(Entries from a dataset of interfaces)
□ □ □ □
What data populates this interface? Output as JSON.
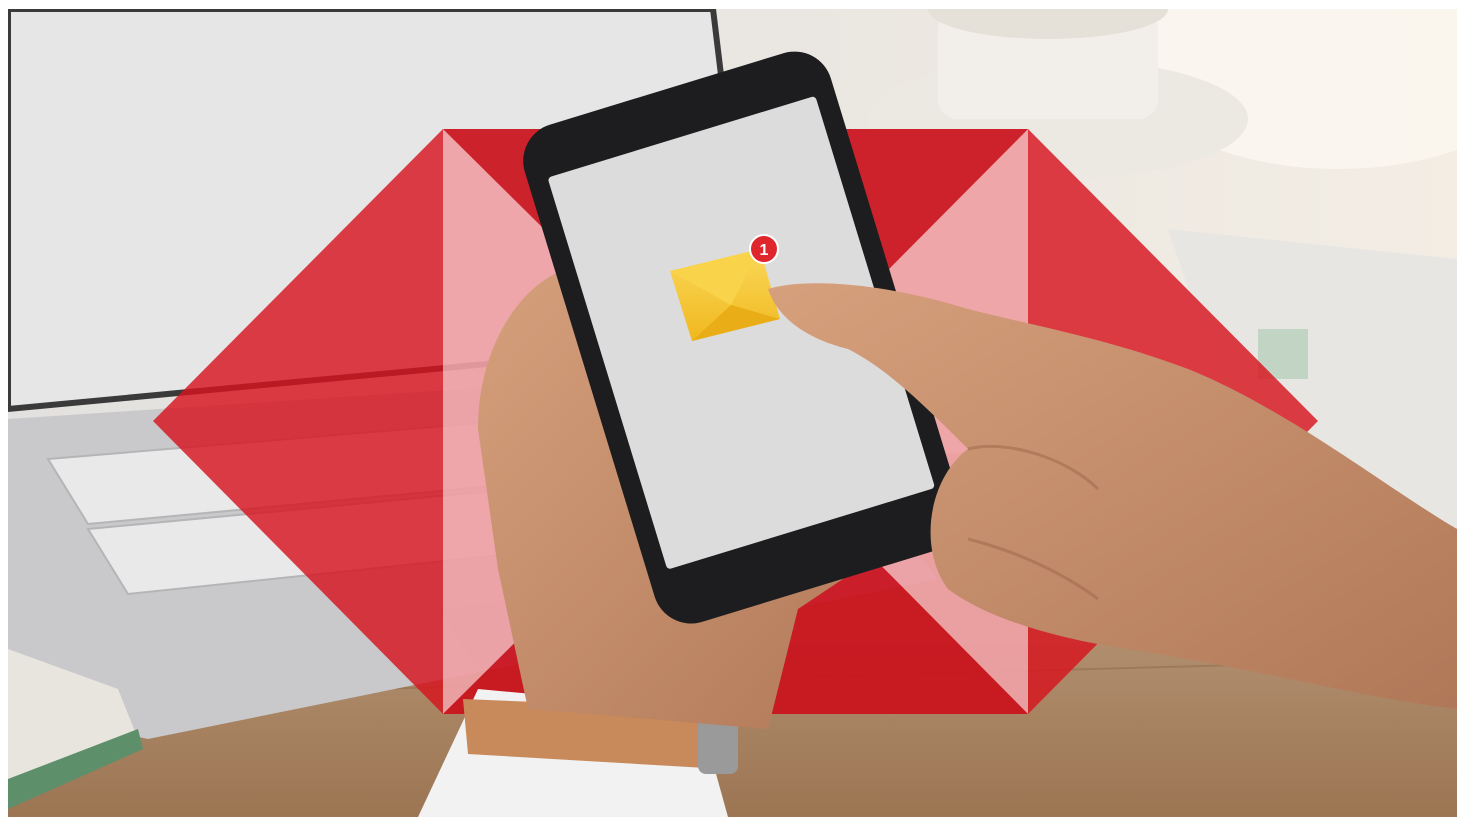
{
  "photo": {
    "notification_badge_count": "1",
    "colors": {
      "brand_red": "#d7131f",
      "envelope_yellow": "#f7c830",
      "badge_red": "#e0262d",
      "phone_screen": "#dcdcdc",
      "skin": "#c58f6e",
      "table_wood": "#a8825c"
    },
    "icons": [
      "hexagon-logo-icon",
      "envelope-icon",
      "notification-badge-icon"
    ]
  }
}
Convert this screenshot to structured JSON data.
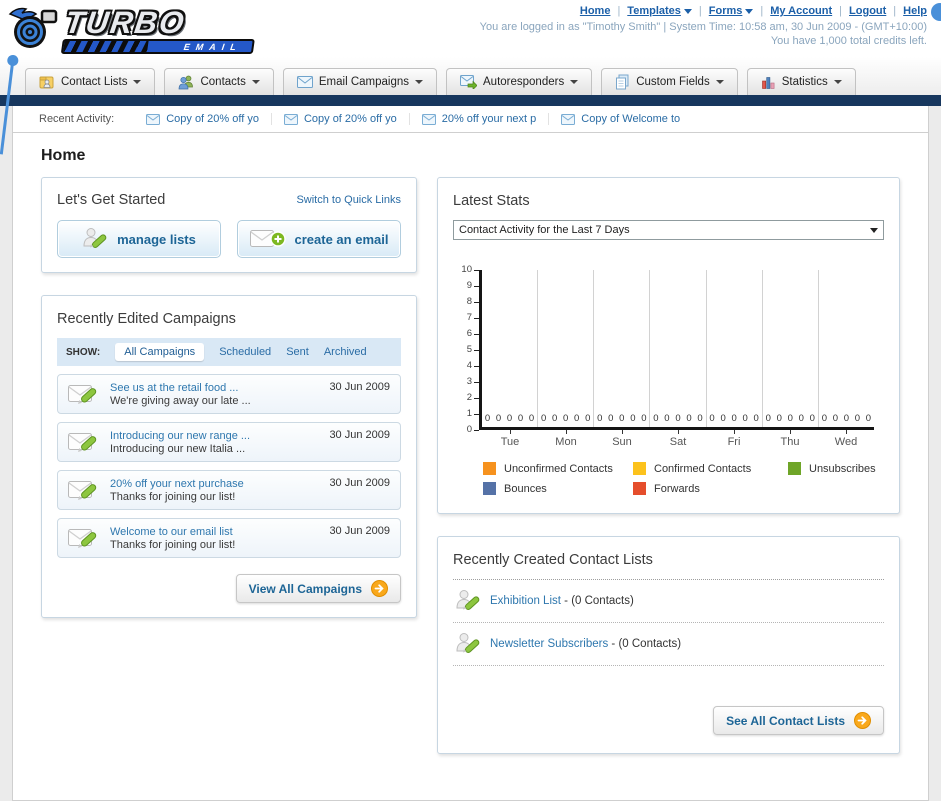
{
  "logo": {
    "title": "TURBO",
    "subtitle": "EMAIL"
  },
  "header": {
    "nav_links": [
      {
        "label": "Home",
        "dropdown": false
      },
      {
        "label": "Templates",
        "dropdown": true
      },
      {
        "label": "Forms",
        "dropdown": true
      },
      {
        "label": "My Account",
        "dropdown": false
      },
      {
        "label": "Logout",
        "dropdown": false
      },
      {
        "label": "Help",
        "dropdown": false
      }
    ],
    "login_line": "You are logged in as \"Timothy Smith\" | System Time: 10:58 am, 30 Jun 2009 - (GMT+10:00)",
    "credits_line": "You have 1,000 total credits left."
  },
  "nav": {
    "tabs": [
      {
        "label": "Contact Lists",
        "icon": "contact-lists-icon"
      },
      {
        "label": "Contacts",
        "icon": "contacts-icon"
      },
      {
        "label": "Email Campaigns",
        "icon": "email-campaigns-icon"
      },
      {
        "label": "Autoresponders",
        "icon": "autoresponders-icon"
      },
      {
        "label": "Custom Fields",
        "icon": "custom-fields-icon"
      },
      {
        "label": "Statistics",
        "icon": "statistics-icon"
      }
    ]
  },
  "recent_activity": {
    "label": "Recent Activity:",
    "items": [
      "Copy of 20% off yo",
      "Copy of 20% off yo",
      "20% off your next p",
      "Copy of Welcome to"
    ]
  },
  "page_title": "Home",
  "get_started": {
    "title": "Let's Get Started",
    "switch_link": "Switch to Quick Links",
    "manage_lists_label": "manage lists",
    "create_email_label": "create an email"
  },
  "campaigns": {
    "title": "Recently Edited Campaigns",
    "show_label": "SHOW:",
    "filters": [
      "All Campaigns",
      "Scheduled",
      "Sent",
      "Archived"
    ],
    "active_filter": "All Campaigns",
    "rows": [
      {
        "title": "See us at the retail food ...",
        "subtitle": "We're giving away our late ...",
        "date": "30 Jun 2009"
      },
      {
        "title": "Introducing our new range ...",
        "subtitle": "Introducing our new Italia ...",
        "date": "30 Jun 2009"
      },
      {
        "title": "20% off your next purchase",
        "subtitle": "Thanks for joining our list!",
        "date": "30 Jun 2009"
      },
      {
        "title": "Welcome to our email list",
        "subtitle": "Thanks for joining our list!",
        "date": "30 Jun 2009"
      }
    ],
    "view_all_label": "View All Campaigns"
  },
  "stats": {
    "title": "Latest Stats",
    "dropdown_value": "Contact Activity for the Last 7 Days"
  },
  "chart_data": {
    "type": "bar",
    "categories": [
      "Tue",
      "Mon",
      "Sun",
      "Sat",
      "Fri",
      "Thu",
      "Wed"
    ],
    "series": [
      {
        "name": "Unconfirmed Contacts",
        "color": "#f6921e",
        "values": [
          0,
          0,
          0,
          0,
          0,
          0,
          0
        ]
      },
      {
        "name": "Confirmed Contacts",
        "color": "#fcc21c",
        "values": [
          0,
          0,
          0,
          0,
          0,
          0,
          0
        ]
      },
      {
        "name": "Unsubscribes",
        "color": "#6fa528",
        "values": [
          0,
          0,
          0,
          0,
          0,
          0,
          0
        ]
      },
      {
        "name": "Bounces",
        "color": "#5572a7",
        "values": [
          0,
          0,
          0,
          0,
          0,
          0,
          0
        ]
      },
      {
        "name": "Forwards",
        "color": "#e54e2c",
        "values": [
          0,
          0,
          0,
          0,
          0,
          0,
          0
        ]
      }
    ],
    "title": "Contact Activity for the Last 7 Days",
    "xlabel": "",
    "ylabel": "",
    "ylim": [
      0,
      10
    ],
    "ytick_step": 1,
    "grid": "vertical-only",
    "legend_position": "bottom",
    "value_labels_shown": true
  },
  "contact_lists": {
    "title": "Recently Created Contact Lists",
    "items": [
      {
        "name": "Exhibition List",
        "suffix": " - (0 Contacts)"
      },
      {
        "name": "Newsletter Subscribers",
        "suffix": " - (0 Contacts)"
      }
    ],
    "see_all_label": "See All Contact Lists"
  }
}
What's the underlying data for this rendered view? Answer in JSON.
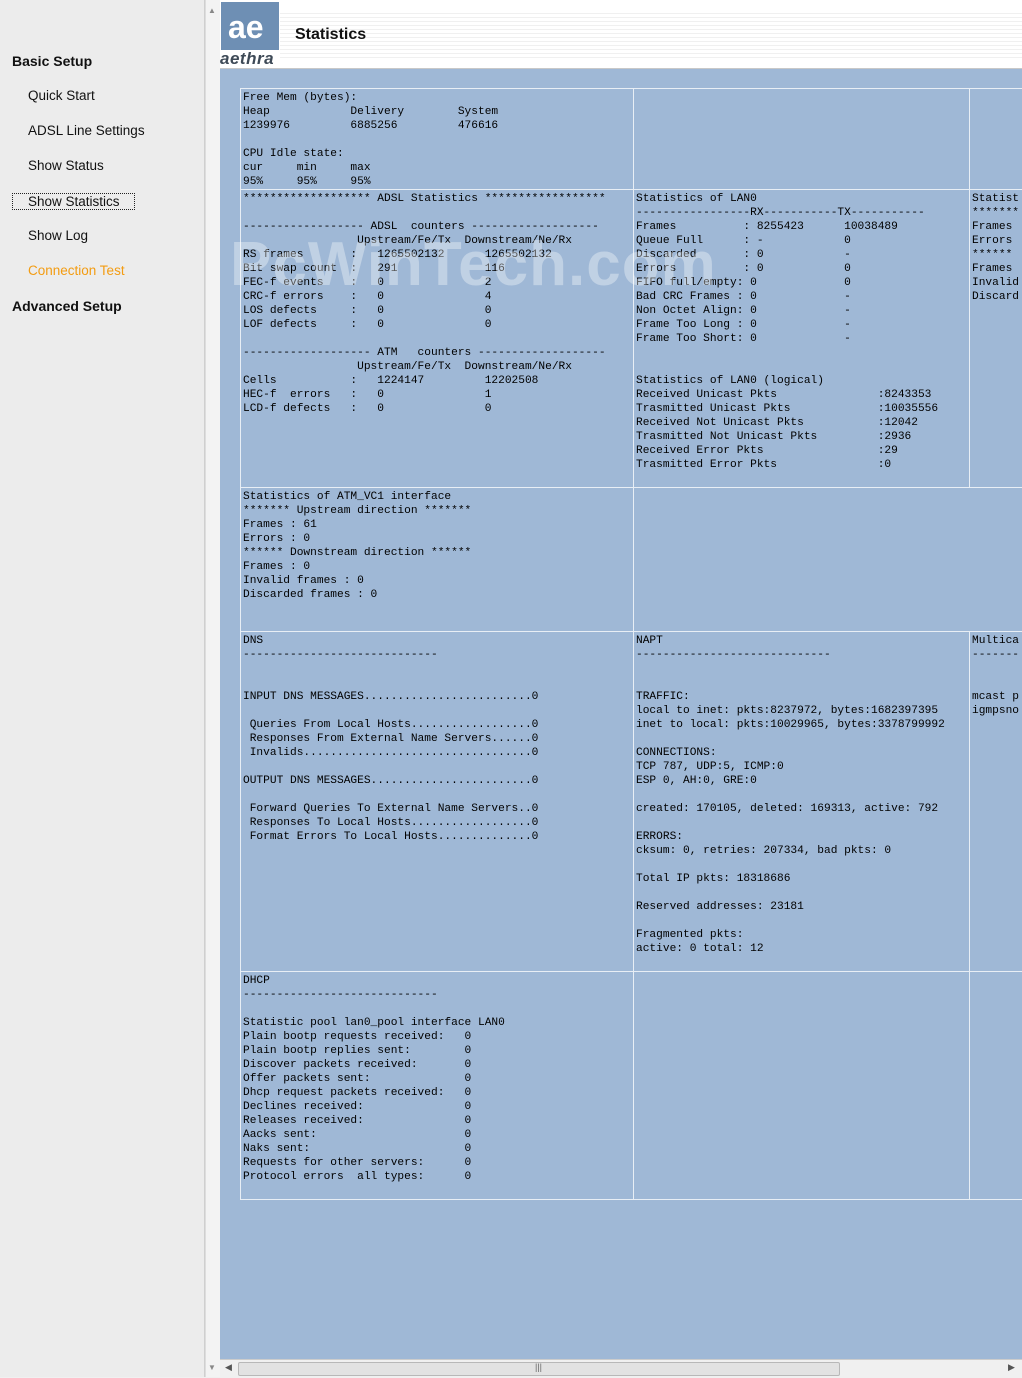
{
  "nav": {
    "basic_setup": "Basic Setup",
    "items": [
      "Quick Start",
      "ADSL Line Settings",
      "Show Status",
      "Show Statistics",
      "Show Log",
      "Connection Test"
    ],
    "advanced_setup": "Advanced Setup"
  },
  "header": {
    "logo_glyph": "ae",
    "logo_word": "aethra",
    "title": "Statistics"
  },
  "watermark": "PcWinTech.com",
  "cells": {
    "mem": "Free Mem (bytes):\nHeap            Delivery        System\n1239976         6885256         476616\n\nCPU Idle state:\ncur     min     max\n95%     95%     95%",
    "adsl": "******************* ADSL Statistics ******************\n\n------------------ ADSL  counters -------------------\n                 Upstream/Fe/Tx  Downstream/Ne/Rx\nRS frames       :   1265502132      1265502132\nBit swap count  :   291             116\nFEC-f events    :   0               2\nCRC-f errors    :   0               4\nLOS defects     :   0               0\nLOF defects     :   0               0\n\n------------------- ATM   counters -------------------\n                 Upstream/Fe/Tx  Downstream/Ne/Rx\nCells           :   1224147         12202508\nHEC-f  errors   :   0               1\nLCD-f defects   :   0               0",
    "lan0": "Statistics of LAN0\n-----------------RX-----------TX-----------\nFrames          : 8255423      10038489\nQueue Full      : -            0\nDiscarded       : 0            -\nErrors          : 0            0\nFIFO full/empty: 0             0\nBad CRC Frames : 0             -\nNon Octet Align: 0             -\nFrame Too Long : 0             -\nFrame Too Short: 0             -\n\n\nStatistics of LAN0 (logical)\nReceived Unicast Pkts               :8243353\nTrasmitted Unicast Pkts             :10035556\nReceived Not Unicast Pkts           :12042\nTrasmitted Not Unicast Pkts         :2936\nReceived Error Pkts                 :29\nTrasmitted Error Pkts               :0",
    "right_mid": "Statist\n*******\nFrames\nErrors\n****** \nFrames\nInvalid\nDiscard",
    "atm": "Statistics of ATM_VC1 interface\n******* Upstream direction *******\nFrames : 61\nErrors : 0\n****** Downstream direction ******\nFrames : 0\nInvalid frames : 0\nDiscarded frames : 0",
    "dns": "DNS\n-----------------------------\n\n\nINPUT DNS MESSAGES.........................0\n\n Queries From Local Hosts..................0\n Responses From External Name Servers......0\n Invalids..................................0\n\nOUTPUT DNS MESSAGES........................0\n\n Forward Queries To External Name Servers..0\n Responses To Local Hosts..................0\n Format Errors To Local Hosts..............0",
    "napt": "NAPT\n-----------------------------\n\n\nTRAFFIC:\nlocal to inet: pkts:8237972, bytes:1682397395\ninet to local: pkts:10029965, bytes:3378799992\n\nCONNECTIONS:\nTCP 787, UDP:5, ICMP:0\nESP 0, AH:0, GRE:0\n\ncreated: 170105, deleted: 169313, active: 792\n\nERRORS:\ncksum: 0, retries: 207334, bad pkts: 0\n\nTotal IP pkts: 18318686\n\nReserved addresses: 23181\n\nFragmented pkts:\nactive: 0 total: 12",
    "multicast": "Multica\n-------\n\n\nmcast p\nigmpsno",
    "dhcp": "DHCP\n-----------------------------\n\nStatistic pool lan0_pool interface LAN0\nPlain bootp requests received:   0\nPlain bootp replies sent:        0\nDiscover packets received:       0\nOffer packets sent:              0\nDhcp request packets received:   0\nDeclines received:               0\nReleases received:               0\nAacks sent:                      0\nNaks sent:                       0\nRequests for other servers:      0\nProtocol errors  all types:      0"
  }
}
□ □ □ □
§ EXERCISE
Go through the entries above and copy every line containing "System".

§ WRITTEN ANSWER
    "login_line": "You are logged in as \"Timothy Smith\" | System Time: 10:58 am, 30 Jun 2009 - (GMT+10:00)",
    "mem": "Free Mem (bytes):\nHeap            Delivery        System\n1239976         6885256         476616\n\nCPU Idle state:\ncur     min     max\n95%     95%     95%",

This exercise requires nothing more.